Monday, 1 November 1999

Newsletter Issue 1, November 1999

Sam Young Newsletter

Issue 1, November 1999
Hi guys,
Introducing my newsletter. This is designed to give all you people out there some local info and computing tips from the user’s point of view. I know that many of you do not have the support of a helpdesk, and the IT person at your place is YOU.
I am sending this out to you, my clients and associates, to try and share some computing knowledge around. In return, you can let me know what hot tips or ideas that you have. When I have enough info for the next edition (I don’t know when that will be – might be a month – might be two!), and I will add your info in.
The theme of this, my first newsletter, is data storage - my opinions on how to keep safe what your sweat has created. Check out Backups below and Zip Drives
Next time we will be looking at Office 2000 – my personal views on the pluses and minuses.
CD Writers    Short & Hot Keys        Hot Linx
If you want to be taken off my mailing list, click here to send me a reply e-mail and I will remove your name.

Dudes – I hope you have all developed good data habits by now and are backing up your data regularly.
However, over time, we often forget how important it is to think about saving copies of our information – especially if we have had no major problems. So if you are not backing up your data, or if you have the systems in place but are not backing-up regularly, read on.
It occurred to me, during the little earthquake last week, that it would be very easy for a hard drive to have an accident. While my hard drive is under my desk, I know many of you have your CPUs on top of your desk or on shelves, where something could happen to your machine during a fairly small quake.
I am sure that all of you have heard me bang on about the Warehouse and Payless Plastics here in Nelson, during the fire that burned down the building that these companies traded from. Because those companies had good record management systems in place before the fire destroyed their premises, if stock had been available they could have traded the next day. Additionally, their insurance companies had up-to-the-minute information regarding the stock that had been destroyed, GST could be calculated, and other taxes paid without sweating the calculations.
How many times have you deleted a file by accident, and had to recreate it? Damaged a file during a system crash? Saved a new file over top of the old, when you wanted to do a “Save As”? If your back-ups are done regularly, you can restore a damaged or deleted file easily, using your back-ups.
You must get into good data habits. It will save you money, time, and needless self-butt-kicking. And if the worst comes to the worst, your client records, correspondence, e-mails and contacts details will all be safe.

Zip Drives
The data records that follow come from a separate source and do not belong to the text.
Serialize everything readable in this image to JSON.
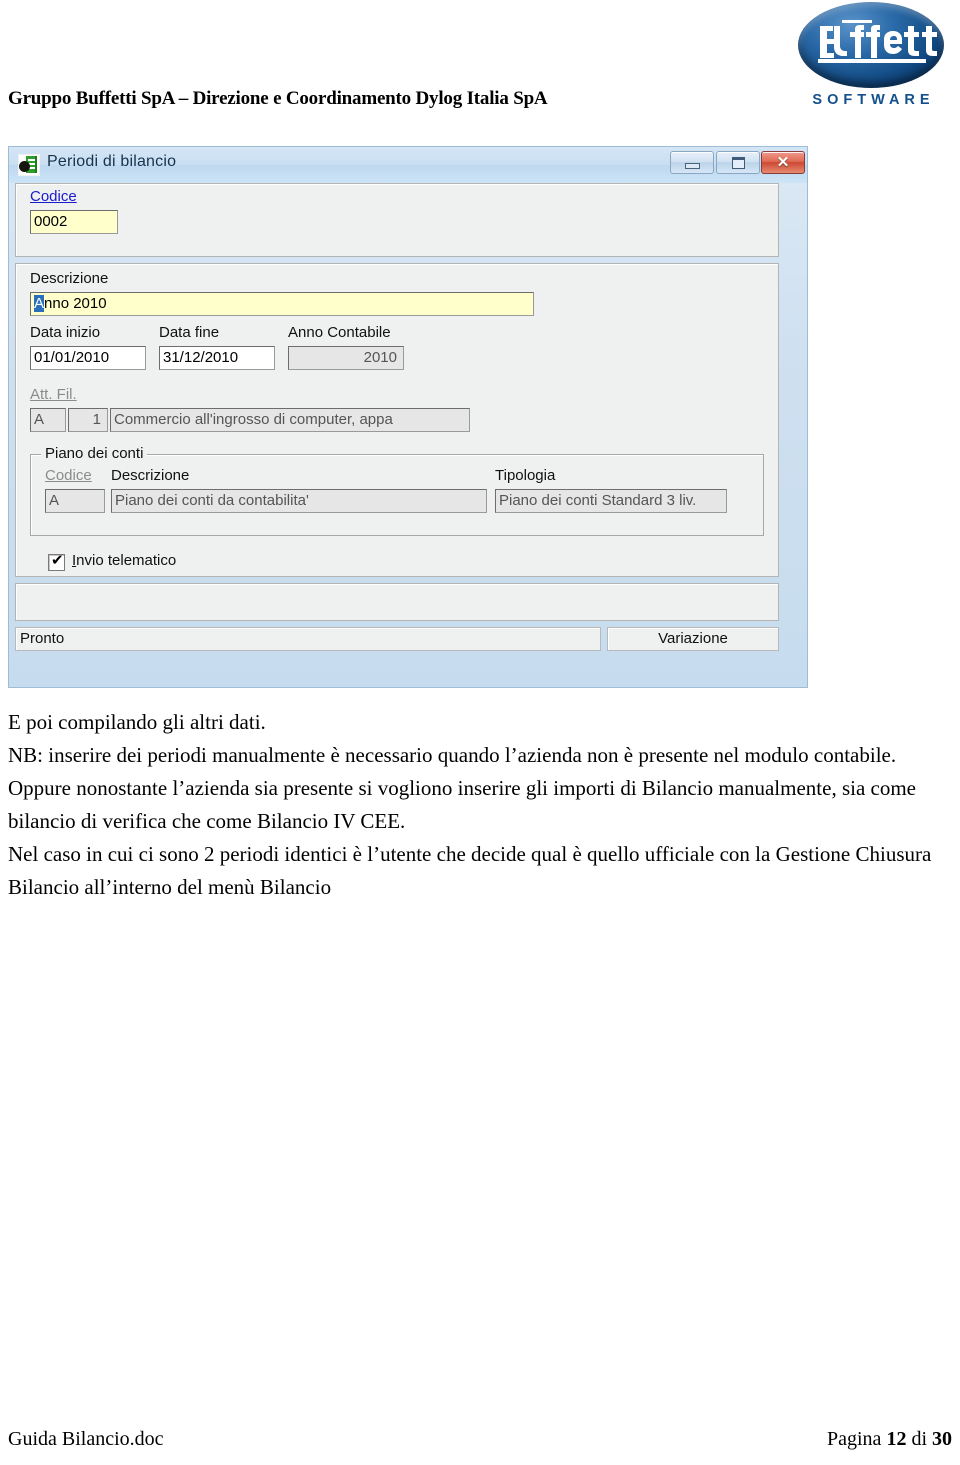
{
  "header": {
    "company_line": "Gruppo Buffetti SpA – Direzione e Coordinamento Dylog Italia SpA",
    "logo_wordmark": "Buffetti",
    "logo_subtitle": "SOFTWARE",
    "logo_color": "#14508c"
  },
  "window": {
    "title": "Periodi di bilancio",
    "icon": "app-icon",
    "buttons": {
      "minimize": "minimize",
      "maximize": "maximize",
      "close": "✕"
    },
    "codice": {
      "label": "Codice",
      "value": "0002"
    },
    "descrizione": {
      "label": "Descrizione",
      "value_selected": "A",
      "value_rest": "nno 2010",
      "value_full": "Anno 2010"
    },
    "data_inizio": {
      "label": "Data inizio",
      "value": "01/01/2010"
    },
    "data_fine": {
      "label": "Data fine",
      "value": "31/12/2010"
    },
    "anno_contabile": {
      "label": "Anno Contabile",
      "value": "2010"
    },
    "att_fil": {
      "label": "Att. Fil.",
      "att_value": "A",
      "fil_value": "1",
      "descr_value": "Commercio all'ingrosso di computer, appa"
    },
    "piano_dei_conti": {
      "title": "Piano dei conti",
      "col_codice": "Codice",
      "col_descrizione": "Descrizione",
      "col_tipologia": "Tipologia",
      "codice_value": "A",
      "descrizione_value": "Piano dei conti da contabilita'",
      "tipologia_value": "Piano dei conti Standard 3 liv."
    },
    "invio_telematico": {
      "label_accel": "I",
      "label_rest": "nvio telematico",
      "label": "Invio telematico",
      "checked": true,
      "check_glyph": "✔"
    },
    "statusbar": {
      "left": "Pronto",
      "right": "Variazione"
    }
  },
  "body": {
    "intro": "E poi compilando gli altri dati.",
    "note": "NB: inserire dei periodi manualmente è necessario quando l’azienda non è presente nel modulo contabile. Oppure nonostante l’azienda sia presente si vogliono inserire gli importi di Bilancio manualmente, sia come bilancio di verifica che come Bilancio IV CEE.",
    "note2": "Nel caso in cui ci sono 2 periodi identici è l’utente che decide qual è quello ufficiale con la Gestione Chiusura Bilancio all’interno del menù Bilancio"
  },
  "footer": {
    "left": "Guida Bilancio.doc",
    "right_prefix": "Pagina ",
    "page_number": "12",
    "right_middle": " di ",
    "page_total": "30"
  }
}
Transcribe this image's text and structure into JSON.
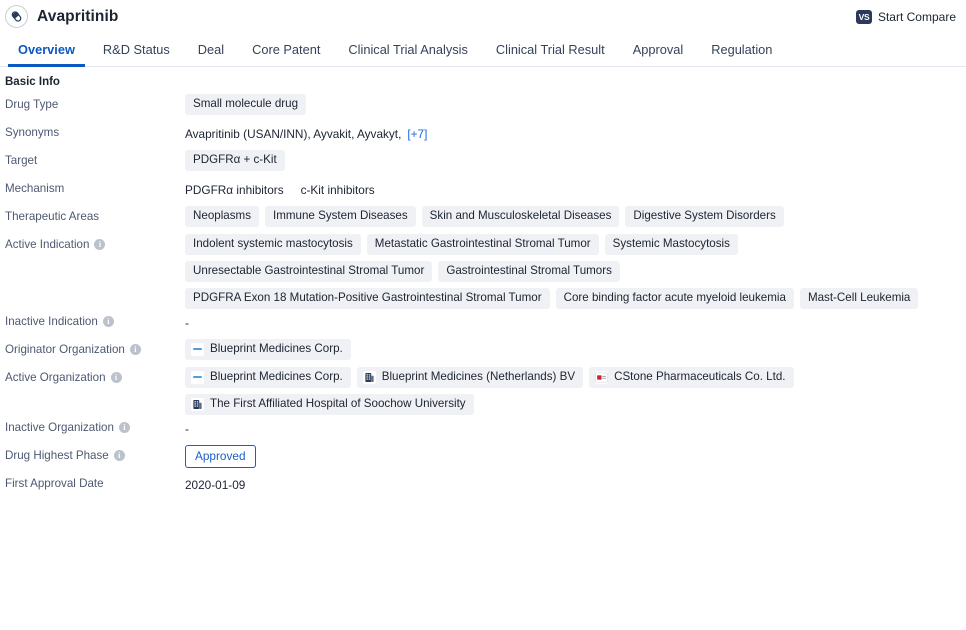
{
  "header": {
    "drug_name": "Avapritinib",
    "pill_icon": "pill-icon",
    "compare_label": "Start Compare",
    "compare_icon_text": "VS"
  },
  "tabs": [
    {
      "label": "Overview",
      "active": true
    },
    {
      "label": "R&D Status",
      "active": false
    },
    {
      "label": "Deal",
      "active": false
    },
    {
      "label": "Core Patent",
      "active": false
    },
    {
      "label": "Clinical Trial Analysis",
      "active": false
    },
    {
      "label": "Clinical Trial Result",
      "active": false
    },
    {
      "label": "Approval",
      "active": false
    },
    {
      "label": "Regulation",
      "active": false
    }
  ],
  "section": {
    "title": "Basic Info"
  },
  "rows": {
    "drug_type": {
      "label": "Drug Type",
      "chips": [
        "Small molecule drug"
      ]
    },
    "synonyms": {
      "label": "Synonyms",
      "text": "Avapritinib (USAN/INN),  Ayvakit,  Ayvakyt,",
      "more_link": "[+7]"
    },
    "target": {
      "label": "Target",
      "chips": [
        "PDGFRα + c-Kit"
      ]
    },
    "mechanism": {
      "label": "Mechanism",
      "items": [
        "PDGFRα inhibitors",
        "c-Kit inhibitors"
      ]
    },
    "therapeutic_areas": {
      "label": "Therapeutic Areas",
      "chips": [
        "Neoplasms",
        "Immune System Diseases",
        "Skin and Musculoskeletal Diseases",
        "Digestive System Disorders"
      ]
    },
    "active_indication": {
      "label": "Active Indication",
      "has_info": true,
      "chips": [
        "Indolent systemic mastocytosis",
        "Metastatic Gastrointestinal Stromal Tumor",
        "Systemic Mastocytosis",
        "Unresectable Gastrointestinal Stromal Tumor",
        "Gastrointestinal Stromal Tumors",
        "PDGFRA Exon 18 Mutation-Positive Gastrointestinal Stromal Tumor",
        "Core binding factor acute myeloid leukemia",
        "Mast-Cell Leukemia"
      ]
    },
    "inactive_indication": {
      "label": "Inactive Indication",
      "has_info": true,
      "value": "-"
    },
    "originator_organization": {
      "label": "Originator Organization",
      "has_info": true,
      "orgs": [
        {
          "name": "Blueprint Medicines Corp.",
          "logo": "blueprint-dash-logo"
        }
      ]
    },
    "active_organization": {
      "label": "Active Organization",
      "has_info": true,
      "orgs": [
        {
          "name": "Blueprint Medicines Corp.",
          "logo": "blueprint-dash-logo"
        },
        {
          "name": "Blueprint Medicines (Netherlands) BV",
          "logo": "building-logo"
        },
        {
          "name": "CStone Pharmaceuticals Co. Ltd.",
          "logo": "cstone-red-logo"
        },
        {
          "name": "The First Affiliated Hospital of Soochow University",
          "logo": "building-logo"
        }
      ]
    },
    "inactive_organization": {
      "label": "Inactive Organization",
      "has_info": true,
      "value": "-"
    },
    "drug_highest_phase": {
      "label": "Drug Highest Phase",
      "has_info": true,
      "badge": "Approved"
    },
    "first_approval_date": {
      "label": "First Approval Date",
      "value": "2020-01-09"
    }
  },
  "colors": {
    "accent_blue": "#0a58c2",
    "link_blue": "#1a6ae0",
    "badge_blue": "#1a5fc8",
    "chip_bg": "#f0f1f4",
    "label_gray": "#4d5871",
    "text_dark": "#1c2431"
  }
}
I am still a fan of the Zip Drive, being particularly fond of the Iomega Zip. These little drives work like a floppy A: drive, and are used for data storage.
They come in portables (external) and internal units, and now use a USB port (instead of the old serial or parallel porting) which makes them much faster. They also used to only come with 100Mb discs - being the equivalent of 70 floppies - but the new ones are 250Mb, which is a pretty impressive 173 floppies.
While these 250Mb Zip Drives are currently retailing at about $400, they will come down in price. The discs themselves go for about $30, and are easy to store and manage. Check out the Iomega website here.

CD Writers

The growing thing at the moment of course is CD writers. Hewlett Packard (click here for the Hewlett Packard website) is leading the field in reliability and accuracy of data transfer. I know several people who have gone this way for back-ups, where they have a lot of data to copy – you can get approximately 750Mb onto one CD. There is a greater initial outlay (about $700 to $800), but the cost of the storage medium (the CD) is way less – as low as $3 per unit.
If you are worried about how to keep your CDs organised, you can buy CD covers in a pack of 10 for $10 from Everyman in Hardy Street.

Short+Hot Keys... and now tips

Following are the short & hot keys for a variety of programmes;

  • Publisher object “Nudge” - Alt & arrow keys
    Word object “Nudge” - arrow keys
    Excel/Access object “Nudge” – Ctrl & arrow keys
    Universal Cut – Ctrl & X
    Universal Copy – Ctrl & C
    Universal Paste – Ctrl & V
    Universal Undo – Ctrl & Z
    Universal Underline – Ctrl & U
    Universal Bold – Ctrl & B
    Universal Italics – Ctrl & I

    Hot Linx
    Iomega Zip Drives info:
    Check for virus hoaxes before forwarding the “virus warning” e-mails;
    Lord of the Rings updates;
    Looking for a business contact details in the UK:
    Looking for Art on the net:

                                    Catch you again soon!! E-mail your suggestions to me here